WHAT IS EXPECTED: Using the records below, count the lines with "湾头社区地块南区" in them. Give the number only.

DATA SHOWN:
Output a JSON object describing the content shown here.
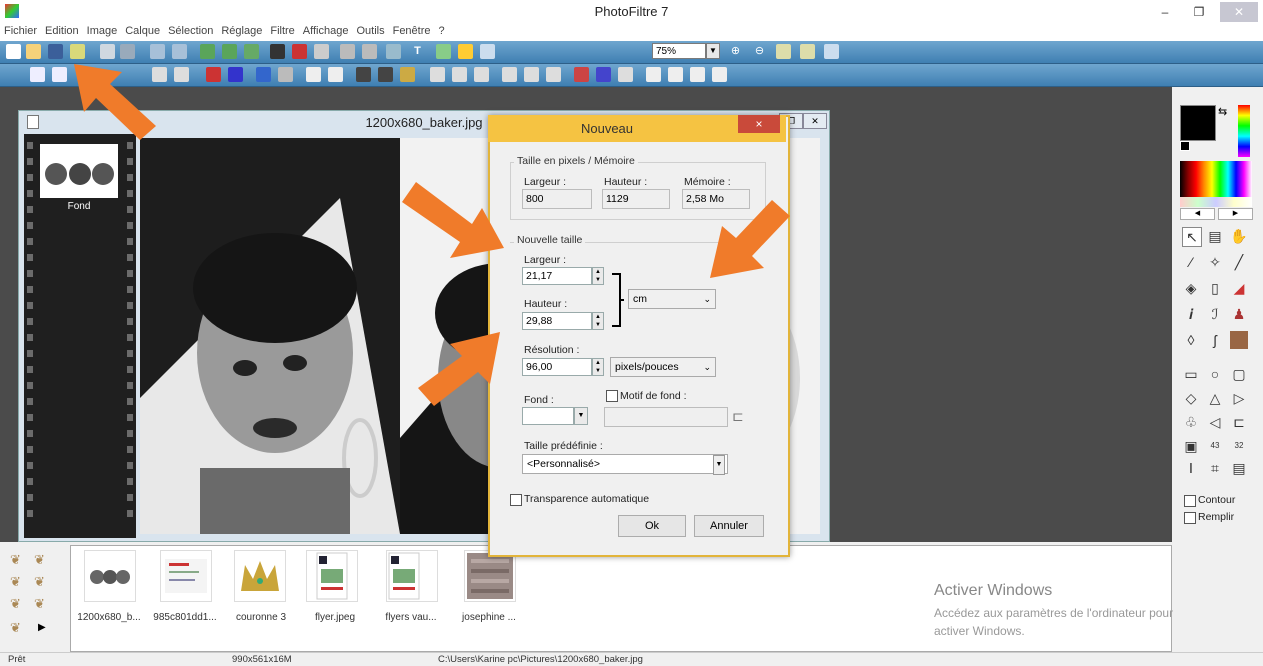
{
  "app": {
    "title": "PhotoFiltre 7"
  },
  "menu": [
    "Fichier",
    "Edition",
    "Image",
    "Calque",
    "Sélection",
    "Réglage",
    "Filtre",
    "Affichage",
    "Outils",
    "Fenêtre",
    "?"
  ],
  "toolbar": {
    "zoom": "75%"
  },
  "image_window": {
    "title": "1200x680_baker.jpg",
    "layer_label": "Fond"
  },
  "dialog": {
    "title": "Nouveau",
    "close": "×",
    "size_group": "Taille en pixels / Mémoire",
    "largeur_label": "Largeur :",
    "hauteur_label": "Hauteur :",
    "memoire_label": "Mémoire :",
    "largeur_px": "800",
    "hauteur_px": "1129",
    "memoire": "2,58 Mo",
    "new_size_group": "Nouvelle taille",
    "largeur2_label": "Largeur :",
    "largeur_value": "21,17",
    "hauteur2_label": "Hauteur :",
    "hauteur_value": "29,88",
    "unit": "cm",
    "resolution_label": "Résolution :",
    "resolution_value": "96,00",
    "resolution_unit": "pixels/pouces",
    "fond_label": "Fond :",
    "motif_label": "Motif de fond :",
    "preset_label": "Taille prédéfinie :",
    "preset_value": "<Personnalisé>",
    "transparence_label": "Transparence automatique",
    "ok": "Ok",
    "cancel": "Annuler"
  },
  "right_panel": {
    "contour": "Contour",
    "remplir": "Remplir"
  },
  "browser": {
    "files": [
      "1200x680_b...",
      "985c801dd1...",
      "couronne 3",
      "flyer.jpeg",
      "flyers vau...",
      "josephine ..."
    ]
  },
  "watermark": {
    "line1": "Activer Windows",
    "line2": "Accédez aux paramètres de l'ordinateur pour",
    "line3": "activer Windows."
  },
  "status": {
    "state": "Prêt",
    "dims": "990x561x16M",
    "path": "C:\\Users\\Karine pc\\Pictures\\1200x680_baker.jpg"
  },
  "colors": {
    "toolbar": "#4f8fc2",
    "dialog_title": "#f5c342",
    "arrow": "#f07b2a",
    "close": "#c94a3a"
  }
}
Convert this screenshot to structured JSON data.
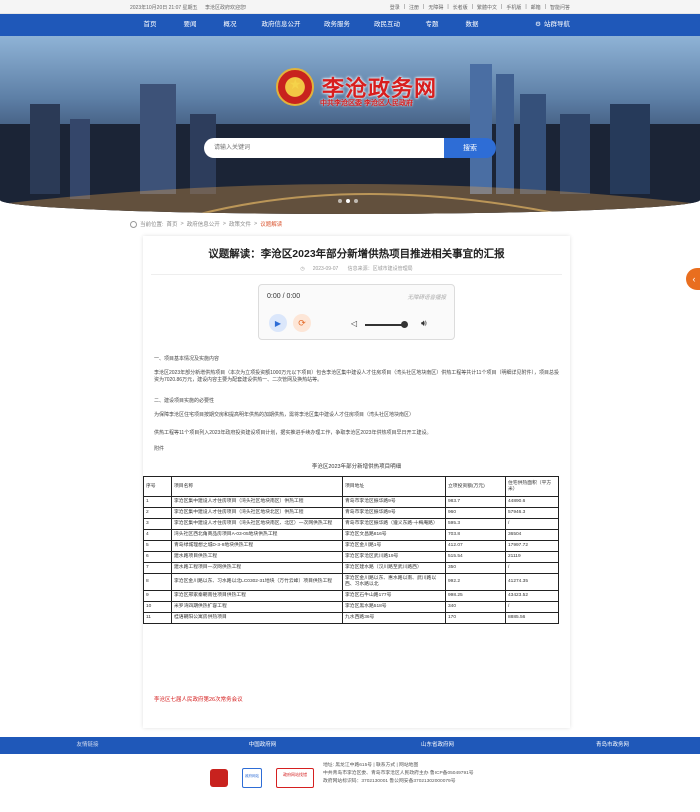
{
  "topbar": {
    "datetime": "2023年10月20日 21:07 星期五",
    "welcome": "李沧区政府欢迎您!",
    "links": [
      "登录",
      "注册",
      "无障碍",
      "长者版",
      "繁體中文",
      "手机版",
      "邮箱",
      "智能问答"
    ]
  },
  "nav": {
    "items": [
      "首页",
      "要闻",
      "概况",
      "政府信息公开",
      "政务服务",
      "政民互动",
      "专题",
      "数据"
    ],
    "site_nav": "站群导航"
  },
  "banner": {
    "site_name": "李沧政务网",
    "subtitle": "中共李沧区委 李沧区人民政府",
    "search_placeholder": "请输入关键词",
    "search_button": "搜索"
  },
  "breadcrumb": {
    "label": "当前位置:",
    "items": [
      "首页",
      "政府信息公开",
      "政策文件"
    ],
    "current": "议题解读"
  },
  "article": {
    "title": "议题解读：李沧区2023年部分新增供热项目推进相关事宜的汇报",
    "date": "2023-09-07",
    "source": "信息来源：区城市建设管理局",
    "player": {
      "time": "0:00 / 0:00",
      "tip": "无障碍语音播报"
    },
    "paragraphs": [
      "一、项目基本情况及实施内容",
      "李沧区2023年部分新增供热项目（本次为立项投资额1000万元以下项目）包含李沧区集中建设人才住房项目（湾头社区地块南区）供热工程等共计11个项目（明细详见附件），项目总投资为7020.86万元，建设内容主要为配套建设供热一、二次管网及换热站等。",
      "二、建设项目实施的必要性",
      "为保障李沧区住宅项目按期交房和提高明年供热的加期供热，需将李沧区集中建设人才住房项目（湾头社区地块南区）",
      "供热工程等11个项目列入2023年政府投资建设项目计划，据实推进手续办理工作，争取李沧区2023年供热项目早日开工建设。",
      "附件"
    ],
    "footnote": "李沧区七届人民政府第26次常务会议"
  },
  "chart_data": {
    "type": "table",
    "title": "李沧区2023年部分新增供热项目明细",
    "columns": [
      "序号",
      "项目名称",
      "项目地址",
      "立项投资额(万元)",
      "住宅供热面积（平方米）"
    ],
    "rows": [
      [
        "1",
        "李沧区集中建设人才住房项目（湾头社区地块南区）供热工程",
        "青岛市李沧区振华路9号",
        "983.7",
        "44890.6"
      ],
      [
        "2",
        "李沧区集中建设人才住房项目（湾头社区地块北区）供热工程",
        "青岛市李沧区振华路9号",
        "960",
        "57946.3"
      ],
      [
        "3",
        "李沧区集中建设人才住房项目（湾头社区地块南区、北区）一次网供热工程",
        "青岛市李沧区振华路（遵义东路-十梅庵路）",
        "595.3",
        "/"
      ],
      [
        "4",
        "湾头社区西北角商品房项目A-03-05地块供热工程",
        "李沧区文昌路816号",
        "703.8",
        "36504"
      ],
      [
        "5",
        "青岛绿城理想之城D-3-9地块供热工程",
        "李沧区金川路1号",
        "412.07",
        "17997.72"
      ],
      [
        "6",
        "建水路项目供热工程",
        "李沧区李沧区武川路19号",
        "515.54",
        "21119"
      ],
      [
        "7",
        "建水路工程项目一次网供热工程",
        "李沧区建水路（汉川路至武川路西）",
        "350",
        "/"
      ],
      [
        "8",
        "李沧区金川路以东、习水路以北LC0302-31地块（万竹云峰）项目供热工程",
        "李沧区金川路以东、惠水路以南、武川路以西、习水路以北",
        "992.2",
        "41274.35"
      ],
      [
        "9",
        "李沧区邢家秦朝南住项目供热工程",
        "李沧区石牛山路177号",
        "998.25",
        "43423.52"
      ],
      [
        "10",
        "米罗湾四期供热扩容工程",
        "李沧区黑水路518号",
        "340",
        "/"
      ],
      [
        "11",
        "桂语朝阳公寓房供热项目",
        "九水西路36号",
        "170",
        "8885.56"
      ]
    ]
  },
  "footer": {
    "links": [
      "友情链接",
      "中国政府网",
      "山东省政府网",
      "青岛市政务网"
    ],
    "badge2_label": "政府网站",
    "badge3_label": "政府网站找错",
    "info": [
      "地址: 黑龙江中路615号 | 联系方式 | 网站地图",
      "中共青岛市李沧区委、青岛市李沧区人民政府主办 鲁ICP备05049791号",
      "政府网站标识码：3702130001 鲁公网安备37021302000079号"
    ]
  }
}
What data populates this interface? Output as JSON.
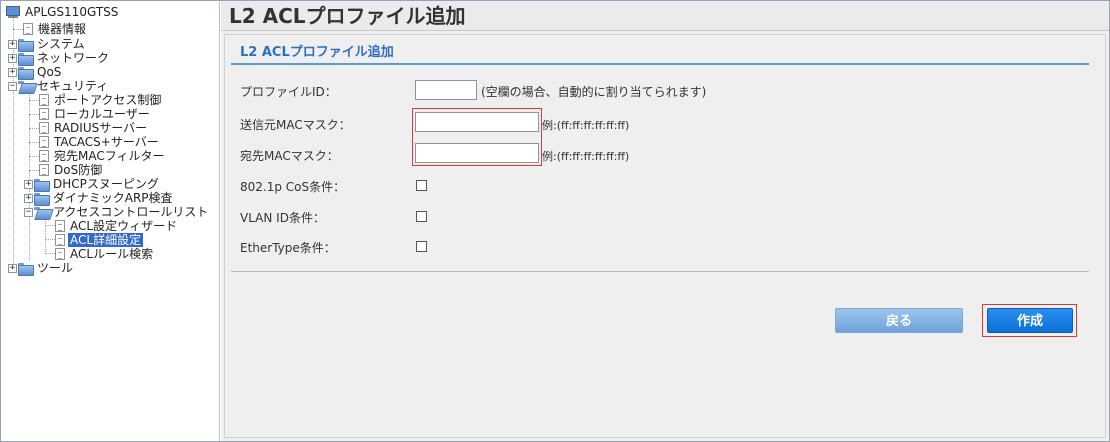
{
  "tree": {
    "root": "APLGS110GTSS",
    "items": [
      {
        "label": "機器情報",
        "kind": "page"
      },
      {
        "label": "システム",
        "kind": "folder"
      },
      {
        "label": "ネットワーク",
        "kind": "folder"
      },
      {
        "label": "QoS",
        "kind": "folder"
      },
      {
        "label": "セキュリティ",
        "kind": "folder-open"
      },
      {
        "label": "ポートアクセス制御",
        "kind": "page"
      },
      {
        "label": "ローカルユーザー",
        "kind": "page"
      },
      {
        "label": "RADIUSサーバー",
        "kind": "page"
      },
      {
        "label": "TACACS+サーバー",
        "kind": "page"
      },
      {
        "label": "宛先MACフィルター",
        "kind": "page"
      },
      {
        "label": "DoS防御",
        "kind": "page"
      },
      {
        "label": "DHCPスヌーピング",
        "kind": "folder"
      },
      {
        "label": "ダイナミックARP検査",
        "kind": "folder"
      },
      {
        "label": "アクセスコントロールリスト",
        "kind": "folder-open"
      },
      {
        "label": "ACL設定ウィザード",
        "kind": "page"
      },
      {
        "label": "ACL詳細設定",
        "kind": "page",
        "selected": true
      },
      {
        "label": "ACLルール検索",
        "kind": "page"
      },
      {
        "label": "ツール",
        "kind": "folder"
      }
    ]
  },
  "main": {
    "page_title": "L2 ACLプロファイル追加",
    "section_title": "L2 ACLプロファイル追加",
    "fields": {
      "profile_id_label": "プロファイルID：",
      "profile_id_value": "",
      "profile_id_hint": "(空欄の場合、自動的に割り当てられます)",
      "src_mac_label": "送信元MACマスク：",
      "src_mac_value": "",
      "src_mac_hint": "例:(ff:ff:ff:ff:ff:ff)",
      "dst_mac_label": "宛先MACマスク：",
      "dst_mac_value": "",
      "dst_mac_hint": "例:(ff:ff:ff:ff:ff:ff)",
      "cos_label": "802.1p CoS条件：",
      "vlan_label": "VLAN ID条件：",
      "ethertype_label": "EtherType条件："
    },
    "buttons": {
      "back": "戻る",
      "create": "作成"
    }
  },
  "colors": {
    "accent": "#2b6fc8",
    "highlight_box": "#d63a3a",
    "selected": "#3369c9"
  }
}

SOLUTION FOR THIS EXERCISE: 4